Earlier this month, Myers’ nomination was approved by the Senate Commerce Committee; it is now up to Senate Majority Leader Mitch McConnell (R-KY) to call a floor vote.
The full Senate typically does not question nominees once committees have approved them.
If Myers is confirmed, he will head a government agency that — like AccuWeather — has faced allegations of sexual harassment and, after years of inaction, took concrete steps to improve the work environment.
In September 2015, a NOAA oceanographer complained that she had been repeatedly harassed aboard government scientific research vessels.
“Try operating a half-million-dollar shipboard gyrocompass and multibeam sonar system while the captain of the boat shoves a meter stick between your legs, asking, ‘Are you moody because it’s that time of the month?’” Julia O’Hern described in a Washington Post op-ed.
But even though O’Hern reported some of the incidents to her superiors, she says NOAA ignored the allegations.
Instead of addressing the harassment, O’Hern wrote, a NOAA official suggested “that I should have just walked off the boat and refused to work. Of course, their employee had already threatened to fire me if I refused to work or spoke to anyone, and the whole point was that I wanted to do my job, not quit.
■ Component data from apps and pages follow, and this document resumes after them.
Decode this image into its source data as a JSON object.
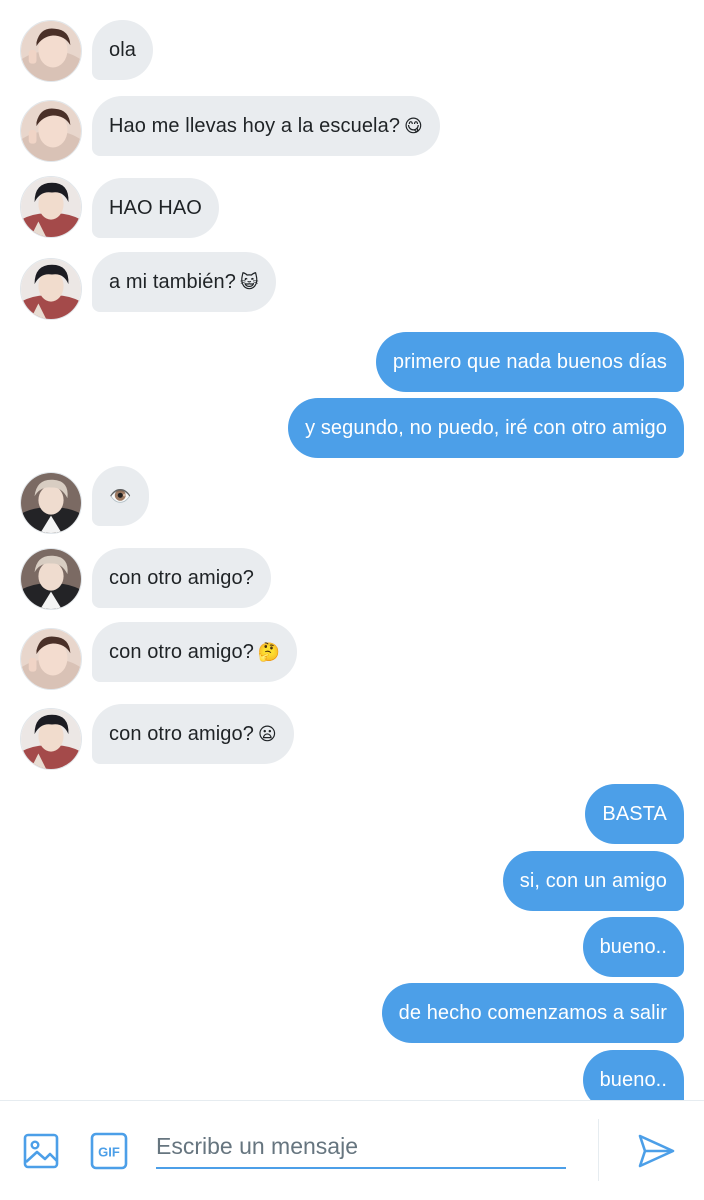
{
  "colors": {
    "accent": "#4c9fe8",
    "incoming_bubble": "#e9ecef",
    "incoming_text": "#1f2326",
    "outgoing_text": "#ffffff"
  },
  "messages": [
    {
      "side": "in",
      "avatar": "friend-1",
      "text": "ola",
      "emoji": ""
    },
    {
      "side": "in",
      "avatar": "friend-1",
      "text": "Hao me llevas hoy a la escuela?",
      "emoji": "😋"
    },
    {
      "side": "in",
      "avatar": "friend-2",
      "text": "HAO HAO",
      "emoji": ""
    },
    {
      "side": "in",
      "avatar": "friend-2",
      "text": "a mi también?",
      "emoji": "😺"
    },
    {
      "side": "out",
      "text": "primero que nada buenos días"
    },
    {
      "side": "out",
      "text": "y segundo, no puedo, iré con otro amigo"
    },
    {
      "side": "in",
      "avatar": "friend-3",
      "text": "",
      "emoji": "👁️"
    },
    {
      "side": "in",
      "avatar": "friend-3",
      "text": "con otro amigo?",
      "emoji": ""
    },
    {
      "side": "in",
      "avatar": "friend-1",
      "text": "con otro amigo?",
      "emoji": "🤔"
    },
    {
      "side": "in",
      "avatar": "friend-2",
      "text": "con otro amigo?",
      "emoji": "😦"
    },
    {
      "side": "out",
      "text": "BASTA"
    },
    {
      "side": "out",
      "text": "si, con un amigo"
    },
    {
      "side": "out",
      "text": "bueno.."
    },
    {
      "side": "out",
      "text": "de hecho comenzamos a salir"
    },
    {
      "side": "out",
      "text": "bueno.."
    }
  ],
  "composer": {
    "placeholder": "Escribe un mensaje",
    "media_icon": "image-icon",
    "gif_icon": "gif-icon",
    "gif_label": "GIF",
    "send_icon": "send-icon"
  }
}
“It was soul-crushing to realize that I was expected to endure sexual harassment at sea as though it was no different than rough waters or long hours,” O’Hern wrote.
By the end of that year, both the House and Senate unanimously passed the “National Oceanic and Atmospheric Administration Sexual Harassment and Assault Prevention Act,” which then-President Barack Obama signed. The law required NOAA develop a policy to prevent and respond to sexual assault and harassment.